MP3, M4A, WMA, OGG, FLAC…does the world really need another audio file format? Some of the folks who pioneered the MP3 revolution in digitial music seem to think so, unveiling MusicDNA, a new file type that offers not only music, but up to 32 GB of ancillary data to go along with it, like artwork, lyrics, text, and even video—plus that extra content is searchable and can be constantly updated via the Internet so fans can keep up with blog posts and all the latest stuff.
MediaDNA is the latest creation from Norwegian developer Dagfinn Bach, who helped make one of the first MP3 players back in the early 1990s, and has investment backing from German researcher Karlheinz Brandenburg, who is generally credited with coming up with the MP3 file format.
Announced at this week’s Midem music conference, MusicDNA is built on the open MPEG-7 format. The technology will include a player software, plug-ins for jukebox applications, search-savvy Web services, many of which will leverage the vastly expanded meta-data capabilities in the MusicDNA file format. The idea is to create new revenue opportunities for artists and music publishers, enabling not only a vastly improved music-consumer experience, but also enhanced music discovery services: more metadata means finer-grained analysis of what particular listeners like, don’t like, and might be interested in hearing and buying. Plus, anytime a music user goes online, their content can update itself with new extra and the latest information.
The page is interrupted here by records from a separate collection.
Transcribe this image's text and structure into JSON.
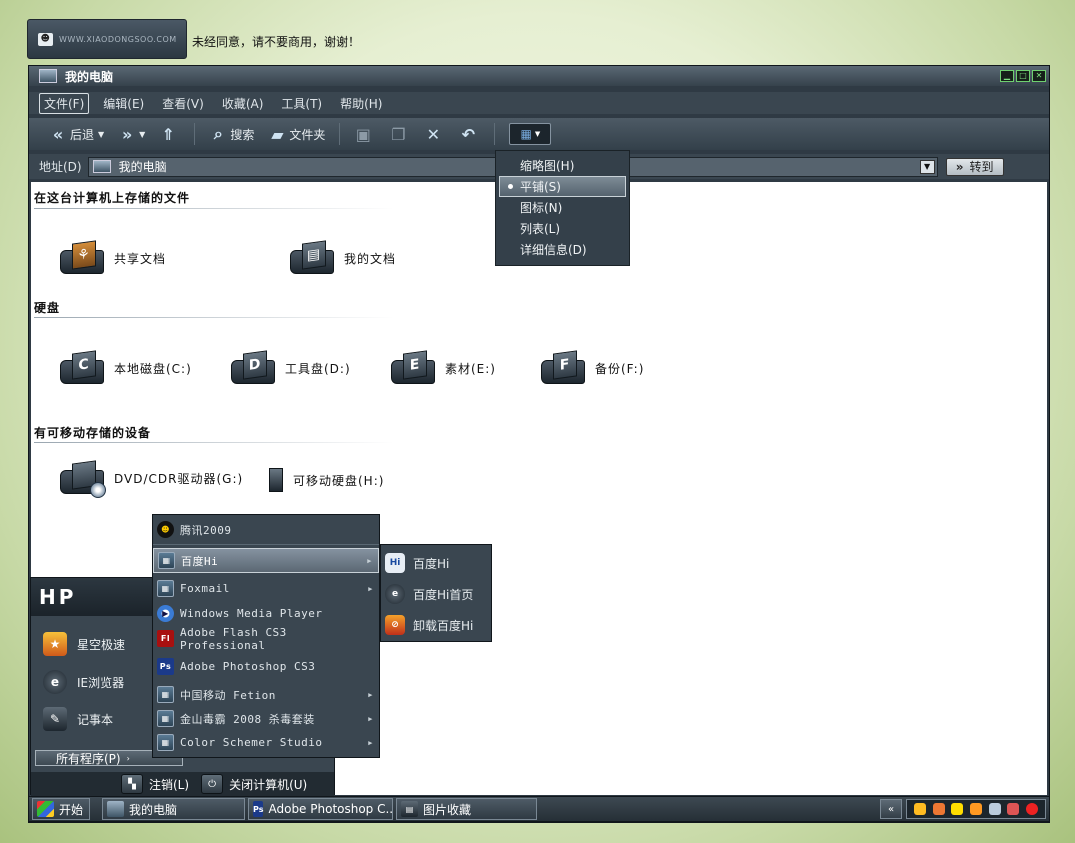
{
  "watermark": {
    "site": "WWW.XIAODONGSOO.COM",
    "notice": "未经同意，请不要商用，谢谢！"
  },
  "window": {
    "title": "我的电脑",
    "controls": [
      "minimize",
      "maximize",
      "close"
    ]
  },
  "menubar": {
    "items": [
      {
        "label": "文件(F)"
      },
      {
        "label": "编辑(E)"
      },
      {
        "label": "查看(V)"
      },
      {
        "label": "收藏(A)"
      },
      {
        "label": "工具(T)"
      },
      {
        "label": "帮助(H)"
      }
    ]
  },
  "toolbar": {
    "back_label": "后退",
    "search_label": "搜索",
    "folders_label": "文件夹"
  },
  "address": {
    "label": "地址(D)",
    "value": "我的电脑",
    "go_label": "转到"
  },
  "view_menu": {
    "items": [
      {
        "label": "缩略图(H)",
        "selected": false
      },
      {
        "label": "平铺(S)",
        "selected": true
      },
      {
        "label": "图标(N)",
        "selected": false
      },
      {
        "label": "列表(L)",
        "selected": false
      },
      {
        "label": "详细信息(D)",
        "selected": false
      }
    ]
  },
  "sections": {
    "stored_files": {
      "title": "在这台计算机上存储的文件",
      "items": [
        {
          "label": "共享文档",
          "icon": "shared-folder-icon"
        },
        {
          "label": "我的文档",
          "icon": "my-documents-icon"
        }
      ]
    },
    "hard_disks": {
      "title": "硬盘",
      "items": [
        {
          "label": "本地磁盘(C:)",
          "letter": "C"
        },
        {
          "label": "工具盘(D:)",
          "letter": "D"
        },
        {
          "label": "素材(E:)",
          "letter": "E"
        },
        {
          "label": "备份(F:)",
          "letter": "F"
        }
      ]
    },
    "removable": {
      "title": "有可移动存储的设备",
      "items": [
        {
          "label": "DVD/CDR驱动器(G:)"
        },
        {
          "label": "可移动硬盘(H:)"
        }
      ]
    }
  },
  "start_menu": {
    "header": "HP",
    "items": [
      {
        "label": "星空极速"
      },
      {
        "label": "IE浏览器"
      },
      {
        "label": "记事本"
      }
    ],
    "all_programs": "所有程序(P)",
    "logoff": "注销(L)",
    "shutdown": "关闭计算机(U)"
  },
  "programs_menu": {
    "items": [
      {
        "label": "腾讯2009",
        "submenu": false
      },
      {
        "label": "百度Hi",
        "submenu": true,
        "selected": true
      },
      {
        "label": "Foxmail",
        "submenu": true
      },
      {
        "label": "Windows Media Player",
        "submenu": false
      },
      {
        "label": "Adobe Flash CS3 Professional",
        "submenu": false
      },
      {
        "label": "Adobe Photoshop CS3",
        "submenu": false
      },
      {
        "label": "中国移动 Fetion",
        "submenu": true
      },
      {
        "label": "金山毒霸 2008 杀毒套装",
        "submenu": true
      },
      {
        "label": "Color Schemer Studio",
        "submenu": true
      }
    ]
  },
  "baidu_submenu": {
    "items": [
      {
        "label": "百度Hi"
      },
      {
        "label": "百度Hi首页"
      },
      {
        "label": "卸载百度Hi"
      }
    ]
  },
  "taskbar": {
    "start_label": "开始",
    "tasks": [
      {
        "label": "我的电脑"
      },
      {
        "label": "Adobe Photoshop C..."
      },
      {
        "label": "图片收藏"
      }
    ],
    "tray_toggle": "«"
  },
  "colors": {
    "window_bg": "#2f3a44",
    "content_bg": "#ffffff",
    "menu_bg": "#3a4650",
    "highlight": "#7d8b96"
  }
}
MusicDNA plans to launch a beta in the next few months, with a full rollout before the third quarter of 2010. British record label Beggars Group and U.S. record label Tommy Boy have signed up to use the format. No word yet on what MusicDNA tracks will cost or what devices and software will support them, but one thing seems certain: they’ll probably be pricier than MP3s.